Hong Kong English Language Schools Shortage Deters Expats

School shortage in Hong Kong

A shortage of high-quality English language schools in Hong Kong is placing the city’s reputation as an ideal expat destination at risk according to parents and lobby groups in the SAR.

According to reports in local newspaper, The Standard, the average English language school currently has a waiting list of over 100 names and, of the state-funded English language schools that are available in the city, only two had places available at the beginning of the last school year.

The situation has serious implications for expatriates, many of whom have been unable to secure suitable schools places for their children and according to The Standard the lack of schooling on offer in Hong Kong is forcing many companies to seek alternative locations for their offices amid concerns that they will be unable to attract the expatriate talent they need to the region.

Speaking to The Standard, Janet de Silva, the American Chamber of Commerce’s (AmCham) education affairs group chairwoman commented: “This continues to be the number one burning issue that (foreign companies) are facing in growing their businesses out here.”

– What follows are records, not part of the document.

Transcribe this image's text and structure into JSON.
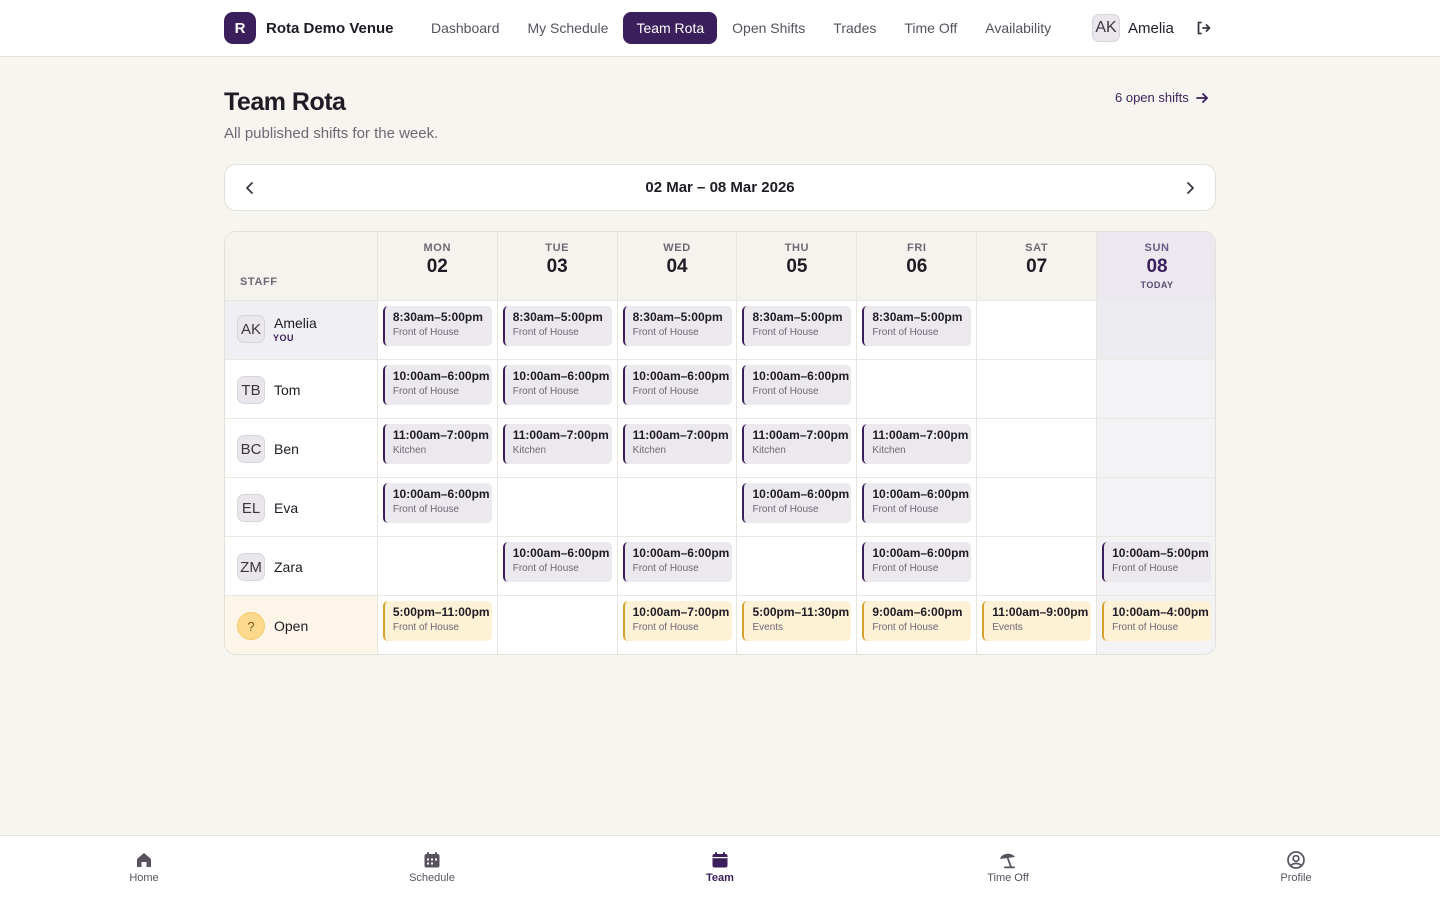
{
  "brand": {
    "logo_letter": "R",
    "name": "Rota Demo Venue"
  },
  "nav": [
    {
      "label": "Dashboard",
      "active": false
    },
    {
      "label": "My Schedule",
      "active": false
    },
    {
      "label": "Team Rota",
      "active": true
    },
    {
      "label": "Open Shifts",
      "active": false
    },
    {
      "label": "Trades",
      "active": false
    },
    {
      "label": "Time Off",
      "active": false
    },
    {
      "label": "Availability",
      "active": false
    }
  ],
  "user": {
    "initials": "AK",
    "name": "Amelia",
    "logout_icon": "logout-icon"
  },
  "page": {
    "title": "Team Rota",
    "subtitle": "All published shifts for the week.",
    "open_shifts_link": "6 open shifts"
  },
  "week": {
    "range": "02 Mar – 08 Mar 2026"
  },
  "grid": {
    "staff_header": "STAFF",
    "days": [
      {
        "dow": "MON",
        "num": "02"
      },
      {
        "dow": "TUE",
        "num": "03"
      },
      {
        "dow": "WED",
        "num": "04"
      },
      {
        "dow": "THU",
        "num": "05"
      },
      {
        "dow": "FRI",
        "num": "06"
      },
      {
        "dow": "SAT",
        "num": "07"
      },
      {
        "dow": "SUN",
        "num": "08",
        "today_label": "TODAY"
      }
    ],
    "rows": [
      {
        "initials": "AK",
        "name": "Amelia",
        "tag": "YOU",
        "type": "me",
        "shifts": [
          {
            "time": "8:30am–5:00pm",
            "role": "Front of House"
          },
          {
            "time": "8:30am–5:00pm",
            "role": "Front of House"
          },
          {
            "time": "8:30am–5:00pm",
            "role": "Front of House"
          },
          {
            "time": "8:30am–5:00pm",
            "role": "Front of House"
          },
          {
            "time": "8:30am–5:00pm",
            "role": "Front of House"
          },
          null,
          null
        ]
      },
      {
        "initials": "TB",
        "name": "Tom",
        "type": "staff",
        "shifts": [
          {
            "time": "10:00am–6:00pm",
            "role": "Front of House"
          },
          {
            "time": "10:00am–6:00pm",
            "role": "Front of House"
          },
          {
            "time": "10:00am–6:00pm",
            "role": "Front of House"
          },
          {
            "time": "10:00am–6:00pm",
            "role": "Front of House"
          },
          null,
          null,
          null
        ]
      },
      {
        "initials": "BC",
        "name": "Ben",
        "type": "staff",
        "shifts": [
          {
            "time": "11:00am–7:00pm",
            "role": "Kitchen"
          },
          {
            "time": "11:00am–7:00pm",
            "role": "Kitchen"
          },
          {
            "time": "11:00am–7:00pm",
            "role": "Kitchen"
          },
          {
            "time": "11:00am–7:00pm",
            "role": "Kitchen"
          },
          {
            "time": "11:00am–7:00pm",
            "role": "Kitchen"
          },
          null,
          null
        ]
      },
      {
        "initials": "EL",
        "name": "Eva",
        "type": "staff",
        "shifts": [
          {
            "time": "10:00am–6:00pm",
            "role": "Front of House"
          },
          null,
          null,
          {
            "time": "10:00am–6:00pm",
            "role": "Front of House"
          },
          {
            "time": "10:00am–6:00pm",
            "role": "Front of House"
          },
          null,
          null
        ]
      },
      {
        "initials": "ZM",
        "name": "Zara",
        "type": "staff",
        "shifts": [
          null,
          {
            "time": "10:00am–6:00pm",
            "role": "Front of House"
          },
          {
            "time": "10:00am–6:00pm",
            "role": "Front of House"
          },
          null,
          {
            "time": "10:00am–6:00pm",
            "role": "Front of House"
          },
          null,
          {
            "time": "10:00am–5:00pm",
            "role": "Front of House"
          }
        ]
      },
      {
        "initials": "?",
        "name": "Open",
        "type": "open",
        "shifts": [
          {
            "time": "5:00pm–11:00pm",
            "role": "Front of House"
          },
          null,
          {
            "time": "10:00am–7:00pm",
            "role": "Front of House"
          },
          {
            "time": "5:00pm–11:30pm",
            "role": "Events"
          },
          {
            "time": "9:00am–6:00pm",
            "role": "Front of House"
          },
          {
            "time": "11:00am–9:00pm",
            "role": "Events"
          },
          {
            "time": "10:00am–4:00pm",
            "role": "Front of House"
          }
        ]
      }
    ]
  },
  "tabs": [
    {
      "label": "Home",
      "icon": "home-icon",
      "active": false
    },
    {
      "label": "Schedule",
      "icon": "calendar-icon",
      "active": false
    },
    {
      "label": "Team",
      "icon": "calendar-icon",
      "active": true
    },
    {
      "label": "Time Off",
      "icon": "beach-umbrella-icon",
      "active": false
    },
    {
      "label": "Profile",
      "icon": "user-circle-icon",
      "active": false
    }
  ],
  "colors": {
    "accent": "#3b1f5c",
    "open": "#d5a12a",
    "background": "#f7f5f0"
  }
}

Many people in the region argue that the Chinese government need to take urgent action to rectify the situation and should increase the annual subsidy for the English-language school system (ESF), which has been frozen at HK$284 million (US$37 million) since the handover in 1997.

In order to deal with the situation, many parents are turning to home schooling as a short-term solution to their dilemma and some are even placing their children in nearby cities such as Singapore and commuting to Hong Kong to work on a daily basis.

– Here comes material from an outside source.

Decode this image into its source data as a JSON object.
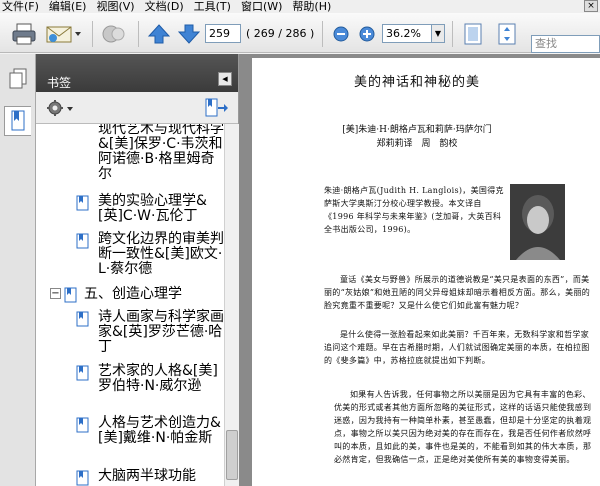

Crown regional account manager Bushra Siddiqui described some of the events that the lack of school places is having: “We are seeing an increasing trend of families choosing to stay behind, so that only the employee moves, and that puts a lot of strain on the relationship and on the assignment,” she told Channel News Asia

“In the last year or so we’ve seen a slightly increasing trend of families just refusing to come, purely because they can’t get schooling,” she added, “That obviously means that companies go from their first pick for a position to their second or third, so they’re not getting the talent they want.”